* Requirement *
Please return each record exactly as it stands.
Recorded information section start
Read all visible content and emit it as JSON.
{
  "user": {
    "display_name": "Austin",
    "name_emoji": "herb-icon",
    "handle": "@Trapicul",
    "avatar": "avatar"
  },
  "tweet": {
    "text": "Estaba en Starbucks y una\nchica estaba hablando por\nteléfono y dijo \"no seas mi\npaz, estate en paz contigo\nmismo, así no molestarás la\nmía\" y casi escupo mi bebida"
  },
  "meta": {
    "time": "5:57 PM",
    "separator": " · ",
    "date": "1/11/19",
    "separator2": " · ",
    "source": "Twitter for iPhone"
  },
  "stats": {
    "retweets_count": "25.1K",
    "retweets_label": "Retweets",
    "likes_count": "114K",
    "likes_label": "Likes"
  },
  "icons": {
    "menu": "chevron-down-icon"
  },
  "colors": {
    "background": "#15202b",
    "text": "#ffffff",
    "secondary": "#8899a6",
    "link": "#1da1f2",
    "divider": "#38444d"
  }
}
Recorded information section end
* Task output *
Read all visible content and emit it as JSON.
{
  "user": {
    "display_name": "Austin",
    "name_emoji": "herb-icon",
    "handle": "@Trapicul",
    "avatar": "avatar"
  },
  "tweet": {
    "text": "Estaba en Starbucks y una\nchica estaba hablando por\nteléfono y dijo \"no seas mi\npaz, estate en paz contigo\nmismo, así no molestarás la\nmía\" y casi escupo mi bebida"
  },
  "meta": {
    "time": "5:57 PM",
    "separator": " · ",
    "date": "1/11/19",
    "separator2": " · ",
    "source": "Twitter for iPhone"
  },
  "stats": {
    "retweets_count": "25.1K",
    "retweets_label": "Retweets",
    "likes_count": "114K",
    "likes_label": "Likes"
  },
  "icons": {
    "menu": "chevron-down-icon"
  },
  "colors": {
    "background": "#15202b",
    "text": "#ffffff",
    "secondary": "#8899a6",
    "link": "#1da1f2",
    "divider": "#38444d"
  }
}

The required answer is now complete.